Shares in Toyota briefly rose more than 3 per cent on Tuesday after it reported operating profits increased from ¥578.6bn ($4bn) a year earlier to ¥1.12tn. Analysts had expected profits of ¥925.6bn, according to S&P Capital IQ. 

The Japanese group sold 2.75mn vehicles globally, a year-on-year increase of 8.1 per cent, with sales increasing in all of its key markets. Sales of Toyota and Lexus vehicles rose 8.6 per cent in China for the quarter. 

“Toyota did fairly decently in China for an overseas legacy automaker that barely sells any electric vehicles,” said CLSA analyst Christopher Richter. 

For the quarter, electric vehicles accounted for 34 per cent of its global vehicle sales, but most of them were hybrids. For pure battery-powered cars, Toyota sold 29,000 vehicles compared with 4,000 vehicles a year earlier. 

Despite its small line-up of electric vehicles, analysts said Toyota had been less affected by the price war sparked by Elon Musk’s Tesla because of its focus on higher end models, as well as its relatively strong brand. 

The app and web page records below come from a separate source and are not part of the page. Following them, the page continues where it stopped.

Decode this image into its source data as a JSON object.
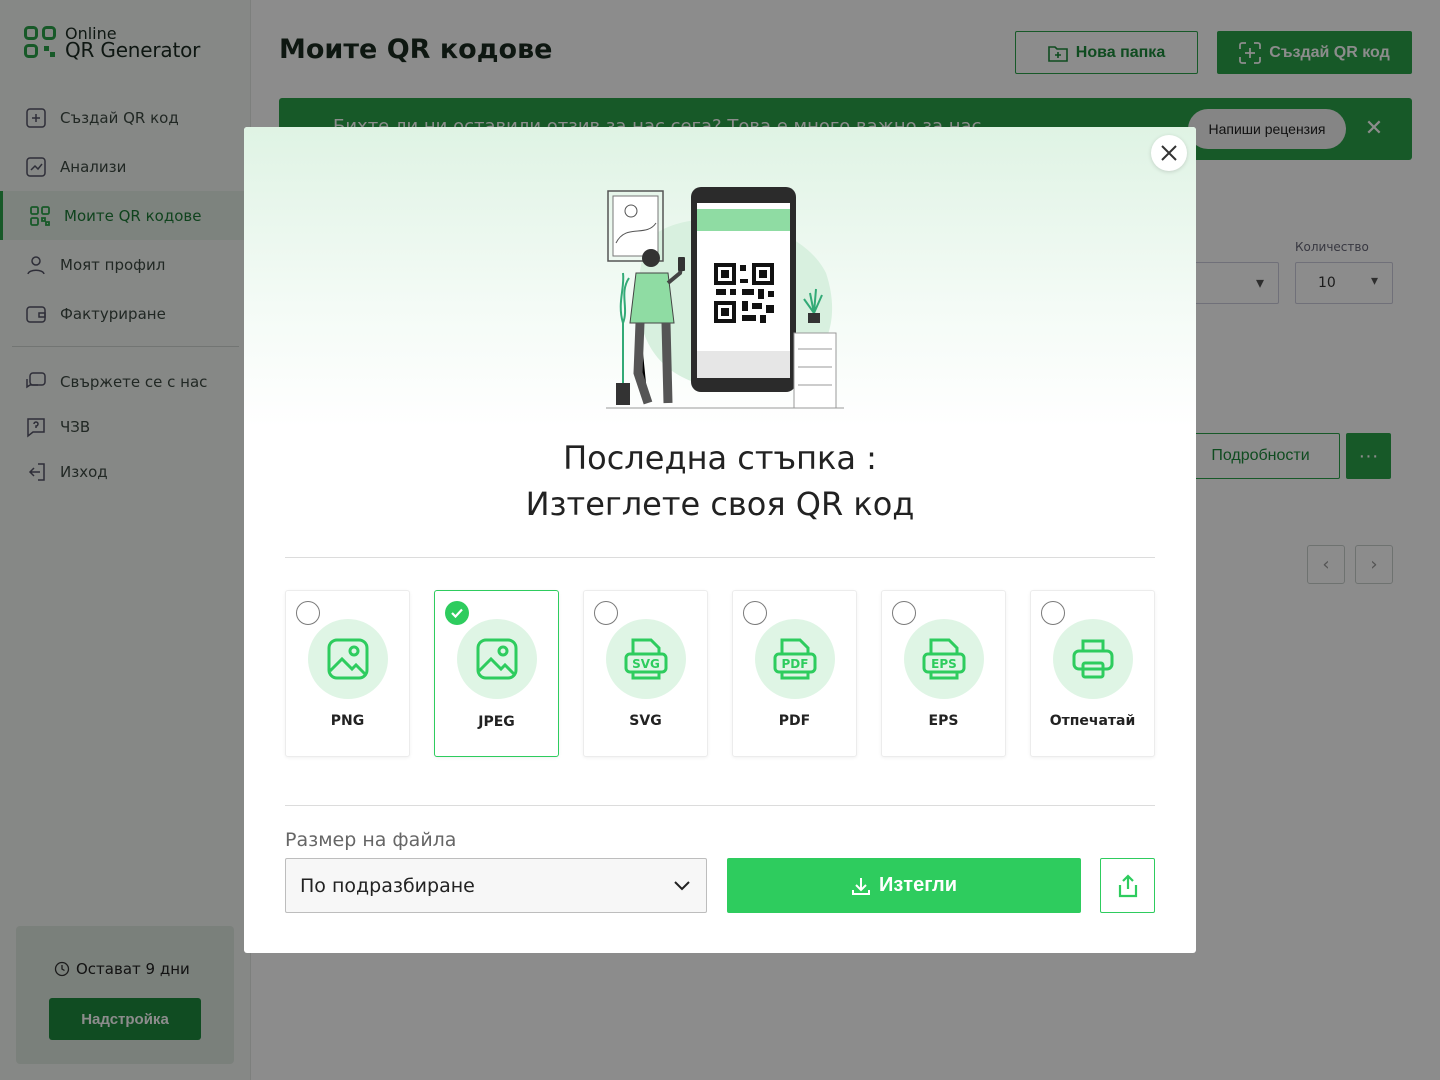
{
  "logo": {
    "line1": "Online",
    "line2": "QR Generator"
  },
  "sidebar": {
    "items": [
      {
        "label": "Създай QR код",
        "icon": "plus-square-icon"
      },
      {
        "label": "Анализи",
        "icon": "chart-icon"
      },
      {
        "label": "Моите QR кодове",
        "icon": "qr-icon",
        "active": true
      },
      {
        "label": "Моят профил",
        "icon": "user-icon"
      },
      {
        "label": "Фактуриране",
        "icon": "wallet-icon"
      }
    ],
    "secondary": [
      {
        "label": "Свържете се с нас",
        "icon": "chat-icon"
      },
      {
        "label": "ЧЗВ",
        "icon": "question-icon"
      },
      {
        "label": "Изход",
        "icon": "logout-icon"
      }
    ],
    "trial_text": "Остават 9 дни",
    "upgrade_label": "Надстройка"
  },
  "main": {
    "title": "Моите QR кодове",
    "new_folder_label": "Нова папка",
    "create_label": "Създай QR код",
    "banner_text": "Бихте ли ни оставили отзив за нас сега? Това е много важно за нас",
    "banner_review_label": "Напиши рецензия",
    "qty_label": "Количество",
    "qty_value": "10",
    "details_label": "Подробности",
    "more_label": "···"
  },
  "modal": {
    "title_line1": "Последна стъпка :",
    "title_line2": "Изтеглете своя QR код",
    "formats": [
      {
        "label": "PNG",
        "icon": "image-icon",
        "selected": false
      },
      {
        "label": "JPEG",
        "icon": "image-icon",
        "selected": true
      },
      {
        "label": "SVG",
        "icon": "svg-file-icon",
        "selected": false
      },
      {
        "label": "PDF",
        "icon": "pdf-file-icon",
        "selected": false
      },
      {
        "label": "EPS",
        "icon": "eps-file-icon",
        "selected": false
      },
      {
        "label": "Отпечатай",
        "icon": "printer-icon",
        "selected": false
      }
    ],
    "size_label": "Размер на файла",
    "size_value": "По подразбиране",
    "download_label": "Изтегли",
    "colors": {
      "accent": "#2ecc5e",
      "accent_light": "#dff5e5",
      "dark_green": "#2aa34a"
    }
  }
}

Richter said Toyota was likely to upgrade its annual guidance in the next quarter and potentially announce a share buyback, after the group achieved 37 per cent of its full-year operating profit target in the first quarter. 

Toyota said it was also able to offset its challenges in China with its success in raising prices in the US and Europe. It has also benefited from the weakening of the yen, with the company assuming an exchange rate of ¥125 against the dollar for the current fiscal year compared with the current level of ¥142.

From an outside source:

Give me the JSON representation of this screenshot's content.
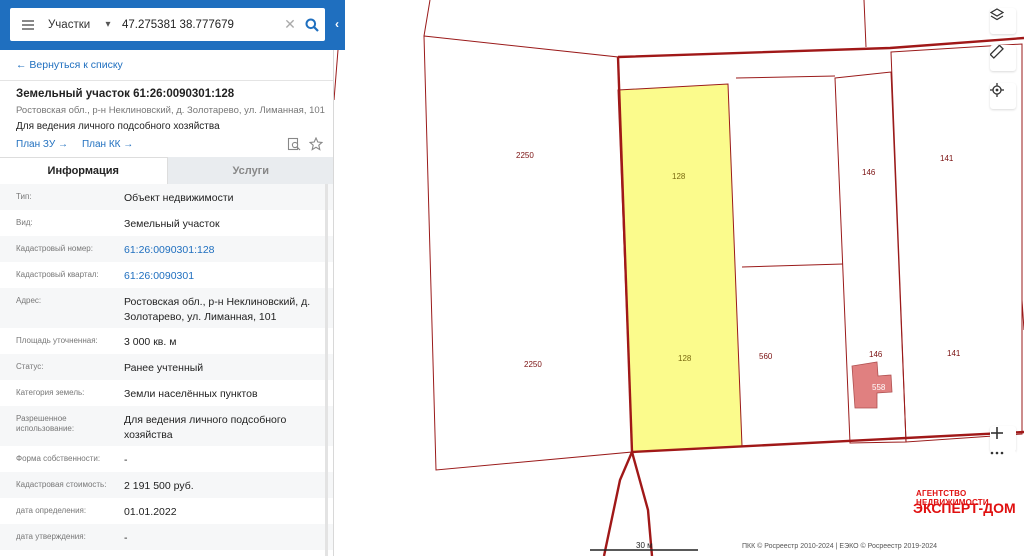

Last week, Germany’s Volkswagen blamed a sales drop in China for its reduced global delivery forecast for the year, while Nissan also cut its annual vehicle sales target for the same reason.

Separately on Tuesday, BMW missed profit expectations between April and June due to higher costs, and reduced cash forecasts for the year, even as it raised its overall profit guidance.

The early partial release of its results, made under German stock market rules where companies have to publish results sooner than planned if they are outside of the expected range, sent shares down 4 per cent. 

The premium carmaker said it expected the profit margin in its auto business to be 9-10.5 per cent, slightly higher than its previous forecast of 8-10 per cent, with “solid growth” in car sales.

But the group, which also owns Mini and Rolls-Royce Motor Cars, said its auto margin in the second quarter of the year had been 9.2 per cent, which was below the 10 per cent that analysts had forecast.